  2. What a beautiful, thoughtful post, it is interesting to think about the reasons for the "jump". I love the two quotes you posted about being thankful.

  3. My mom and dad were successful suburbanites. But my grandpa did EVERYTHING with no money. Grew all their vegetables, hunted, fished, could fix anything. Grandma refused to live in the country because only "poor" people did that. So even though they lived in a small town, Grandpa was as independent in his living as he could be.

    One of the greatest compliments my mom ever gave me was once when she was visiting us in the early days of our homesteading. (Grandpa had died a decade before.) She said, "What you're trying to do here was your grandpa's lifelong dream."

    A beautiful, thoughtful post. You made me tear up. So well written. And so true.

  4. I think you've hit the nail on the head. My Grandma grew a large garden well into her eighties. She sewed and quilted and crocheted, and cooked and raised a large family along with a couple of milk cows and some chickens. I managed to do much of that while my five children were growing (no cows and only one rooster), although I've not continued with the sewing and crocheting in my later years. My mother cleaned house and grew a few tomatoes, but was never interested in cooking, large gardens or big families.

    I hope we can be as important in our grandchildren's lives as my grandparents were to me.

  5. Sort of off-topic but not really - the same could be said for breastfeeding vs. formula fed babies, back in the late 60's through the 80's it fell out of vogue on two fronts, first being that you gave the appearance of being well off if you could afford to buy formula, and the women's lib movement thought it to be "stifling", thank goodness that's no longer the case!

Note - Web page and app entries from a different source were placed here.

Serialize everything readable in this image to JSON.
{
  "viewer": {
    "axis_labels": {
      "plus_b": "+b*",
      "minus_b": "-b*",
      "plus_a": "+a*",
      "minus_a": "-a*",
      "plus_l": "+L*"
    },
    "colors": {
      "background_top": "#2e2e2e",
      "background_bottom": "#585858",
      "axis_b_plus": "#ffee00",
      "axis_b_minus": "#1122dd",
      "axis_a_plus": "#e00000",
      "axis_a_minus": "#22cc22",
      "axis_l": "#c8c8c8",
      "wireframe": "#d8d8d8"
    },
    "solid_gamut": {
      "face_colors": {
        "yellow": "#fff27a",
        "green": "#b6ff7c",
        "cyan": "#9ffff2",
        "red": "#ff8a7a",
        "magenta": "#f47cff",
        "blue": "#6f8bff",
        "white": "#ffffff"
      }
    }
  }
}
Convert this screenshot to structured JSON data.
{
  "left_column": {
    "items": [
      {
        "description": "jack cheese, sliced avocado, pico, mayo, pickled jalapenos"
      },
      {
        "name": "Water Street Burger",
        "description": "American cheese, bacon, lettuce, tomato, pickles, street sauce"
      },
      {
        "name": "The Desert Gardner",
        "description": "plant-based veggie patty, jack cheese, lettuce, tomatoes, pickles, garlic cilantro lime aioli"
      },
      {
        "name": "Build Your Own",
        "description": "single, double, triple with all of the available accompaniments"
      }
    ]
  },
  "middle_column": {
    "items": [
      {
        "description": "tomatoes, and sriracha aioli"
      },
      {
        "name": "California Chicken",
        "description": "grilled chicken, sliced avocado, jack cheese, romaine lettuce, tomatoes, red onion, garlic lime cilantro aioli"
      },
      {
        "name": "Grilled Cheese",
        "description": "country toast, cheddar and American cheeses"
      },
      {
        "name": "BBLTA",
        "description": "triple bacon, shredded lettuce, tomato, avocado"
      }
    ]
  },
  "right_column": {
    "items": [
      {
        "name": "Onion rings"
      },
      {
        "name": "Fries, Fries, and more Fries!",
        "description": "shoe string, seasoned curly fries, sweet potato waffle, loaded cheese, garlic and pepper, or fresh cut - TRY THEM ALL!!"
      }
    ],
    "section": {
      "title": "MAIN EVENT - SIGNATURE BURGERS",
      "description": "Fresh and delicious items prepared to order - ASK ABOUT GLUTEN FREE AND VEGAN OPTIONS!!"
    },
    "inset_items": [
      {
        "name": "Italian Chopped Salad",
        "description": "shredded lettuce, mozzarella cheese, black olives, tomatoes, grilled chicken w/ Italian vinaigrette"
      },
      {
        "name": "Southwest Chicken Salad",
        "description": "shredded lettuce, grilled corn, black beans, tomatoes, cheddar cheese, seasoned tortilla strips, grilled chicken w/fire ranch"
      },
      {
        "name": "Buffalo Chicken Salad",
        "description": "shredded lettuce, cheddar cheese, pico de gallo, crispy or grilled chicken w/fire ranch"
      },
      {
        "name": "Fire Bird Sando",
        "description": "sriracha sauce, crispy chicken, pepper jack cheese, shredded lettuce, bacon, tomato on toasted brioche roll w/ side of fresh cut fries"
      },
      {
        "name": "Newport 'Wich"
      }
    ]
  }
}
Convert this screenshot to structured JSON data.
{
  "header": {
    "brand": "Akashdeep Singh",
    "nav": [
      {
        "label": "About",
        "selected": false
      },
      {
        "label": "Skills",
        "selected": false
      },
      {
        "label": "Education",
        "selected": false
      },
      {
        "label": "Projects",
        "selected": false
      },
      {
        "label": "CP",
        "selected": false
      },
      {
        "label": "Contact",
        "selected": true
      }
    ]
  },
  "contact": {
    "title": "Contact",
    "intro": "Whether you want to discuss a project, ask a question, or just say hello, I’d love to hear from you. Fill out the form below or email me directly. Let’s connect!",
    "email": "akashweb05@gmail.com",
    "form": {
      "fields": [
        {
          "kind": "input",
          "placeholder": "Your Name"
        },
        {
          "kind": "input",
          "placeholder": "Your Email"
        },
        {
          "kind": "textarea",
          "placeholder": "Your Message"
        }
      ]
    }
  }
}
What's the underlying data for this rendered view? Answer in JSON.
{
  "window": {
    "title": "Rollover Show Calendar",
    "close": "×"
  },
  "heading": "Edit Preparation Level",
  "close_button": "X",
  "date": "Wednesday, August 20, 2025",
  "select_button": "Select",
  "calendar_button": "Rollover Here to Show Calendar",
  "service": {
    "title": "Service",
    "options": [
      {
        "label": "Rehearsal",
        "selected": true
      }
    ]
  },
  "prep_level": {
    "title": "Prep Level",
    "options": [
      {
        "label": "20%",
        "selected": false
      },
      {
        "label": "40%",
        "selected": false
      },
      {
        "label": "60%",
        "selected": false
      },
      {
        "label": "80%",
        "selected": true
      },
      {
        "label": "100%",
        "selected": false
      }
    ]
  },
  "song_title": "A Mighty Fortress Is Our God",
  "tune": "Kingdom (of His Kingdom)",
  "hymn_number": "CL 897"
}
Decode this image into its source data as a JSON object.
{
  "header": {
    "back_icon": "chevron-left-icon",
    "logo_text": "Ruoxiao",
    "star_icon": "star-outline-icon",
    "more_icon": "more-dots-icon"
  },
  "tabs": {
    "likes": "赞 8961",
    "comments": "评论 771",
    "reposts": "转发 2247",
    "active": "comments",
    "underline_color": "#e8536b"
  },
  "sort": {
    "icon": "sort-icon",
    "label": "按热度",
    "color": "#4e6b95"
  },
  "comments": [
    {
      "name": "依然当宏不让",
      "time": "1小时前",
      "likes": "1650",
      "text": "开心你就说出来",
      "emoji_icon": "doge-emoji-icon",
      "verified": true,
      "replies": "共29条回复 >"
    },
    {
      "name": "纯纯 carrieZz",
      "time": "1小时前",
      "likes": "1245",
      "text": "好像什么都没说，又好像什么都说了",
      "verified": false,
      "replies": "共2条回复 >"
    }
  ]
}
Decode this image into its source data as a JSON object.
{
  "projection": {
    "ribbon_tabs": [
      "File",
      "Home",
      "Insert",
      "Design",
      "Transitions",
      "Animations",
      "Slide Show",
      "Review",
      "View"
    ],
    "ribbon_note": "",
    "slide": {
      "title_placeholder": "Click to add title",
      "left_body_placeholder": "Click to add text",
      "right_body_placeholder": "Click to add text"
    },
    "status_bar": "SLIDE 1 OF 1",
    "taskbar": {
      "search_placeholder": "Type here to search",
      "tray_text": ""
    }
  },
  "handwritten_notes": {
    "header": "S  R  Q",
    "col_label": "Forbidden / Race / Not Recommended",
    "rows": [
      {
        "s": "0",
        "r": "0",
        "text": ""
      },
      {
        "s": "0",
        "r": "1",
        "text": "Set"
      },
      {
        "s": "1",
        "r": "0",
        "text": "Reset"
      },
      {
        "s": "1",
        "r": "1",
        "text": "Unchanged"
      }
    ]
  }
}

    I actually grew up on a farm and couldn't WAIT to get out, and now look at me, can't wait to get as far away as possible and provide as much as I can for my own family as we discover what's truly important in life. Sometimes you only need a decade or two instead of a generation! Nice post APG!

  6. Jane, the good have us! I think it makes a difference when you want to do something vs doing it because someone else insists. There is more joy if you do it for the right reasons. have us chickie!

    Heather, thank you! I am glad you liked the quotes, I think it is a great outlook!

    MamaPea, I can see why that was a great compliment! I think your Grampa does know and he is smiling down on you!

    Granny, I'll place money on your grandkids having very fond memories of all the lessons they can learn even if crochet isn't at the top! Hopefully they take advantage of what you have to offer. I know we sure do!

    Erin, I don't think that is off topic at all! I think that is another excellent example of things coming back around! And it is so true too! Sometimes burning our bra wasn't always the best I suppose! That's a can of worms that I don't mean to offend any one with, but in so many ways things have suffered when Mom left home. The almighty dollar doesn't always make you happy and certainly not healthy! Glad you 'came back around' to the farm dream!

  7. What a sweet memory of your grandmother. Thank you for sharing with the rest of us. I only had one grandmother growing up and we were not very close, due to long distance and infrequency of our visits. I didn't think much of it while I was growing up, but as I've gotten older, I find myself wishing for more family time and memories.

  8. Aww...what a cute post Di. I know your grams is so proud of everything you do and the woman you have become :-) And you are right...all the things that use to be for "poor" people are now the sought after commodities of the rich. I you know how much people are paying for a jar of organic stewed tomatoes at whole Foods? Yikes!

  9. Thyme, Time is always the issue...hope you get to make those memories!

    Jen...actually I don't know how much a can of organic stewed tomatoes runs for! But curiosity will lead me to it! I'd love to know how much my hard work is worth! Haven't bought and store brand ones in years!! :)

  10. That's a great thought of your Grama. She definately passed on great things to you Di.

  11. Hey...Madonna joined the commenters club!! Thanks Madonna, I love ya!